What you will do. Keyword search on "yang": report each line of the records that contains it.

Input data.

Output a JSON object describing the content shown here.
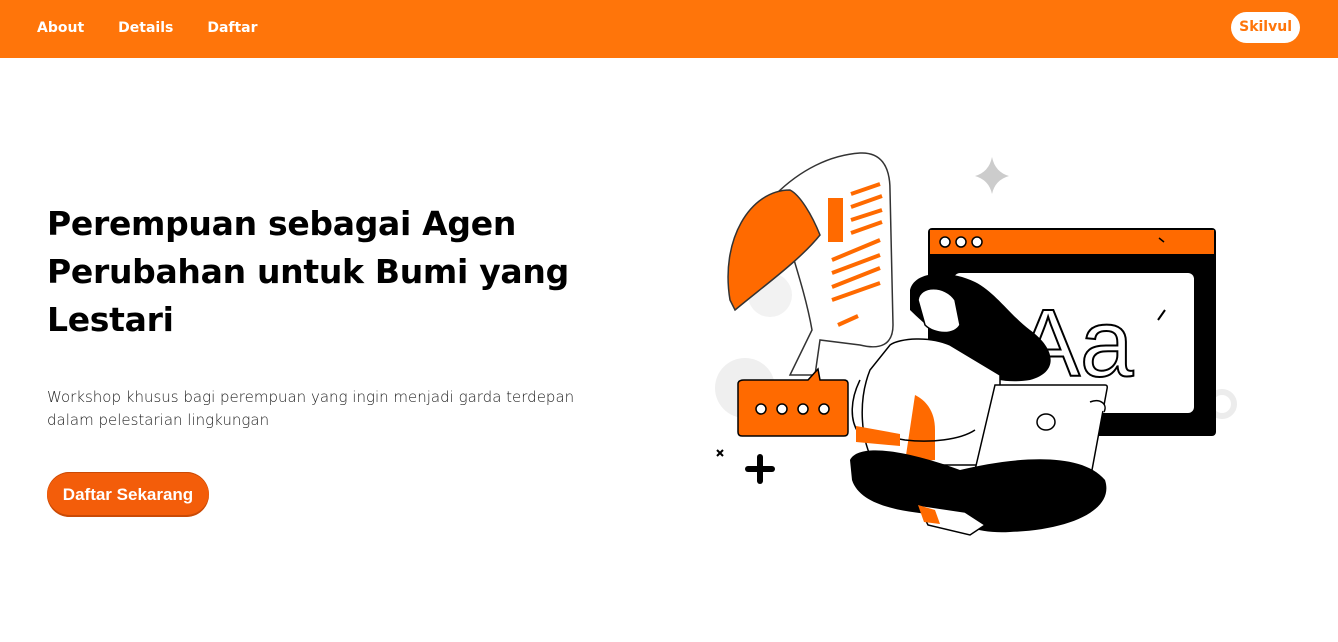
{
  "navbar": {
    "links": [
      "About",
      "Details",
      "Daftar"
    ],
    "logo": "Skilvul"
  },
  "hero": {
    "title": "Perempuan sebagai Agen Perubahan untuk Bumi yang Lestari",
    "subtitle": "Workshop khusus bagi perempuan yang ingin menjadi garda terdepan dalam pelestarian lingkungan",
    "cta_label": "Daftar Sekarang"
  },
  "illustration": {
    "window_text": "Aa",
    "accent_color": "#ff750a"
  },
  "colors": {
    "brand": "#ff750a",
    "cta": "#f35d0a"
  }
}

Answer box.
    "title": "Perempuan sebagai Agen Perubahan untuk Bumi yang Lestari",
    "subtitle": "Workshop khusus bagi perempuan yang ingin menjadi garda terdepan dalam pelestarian lingkungan",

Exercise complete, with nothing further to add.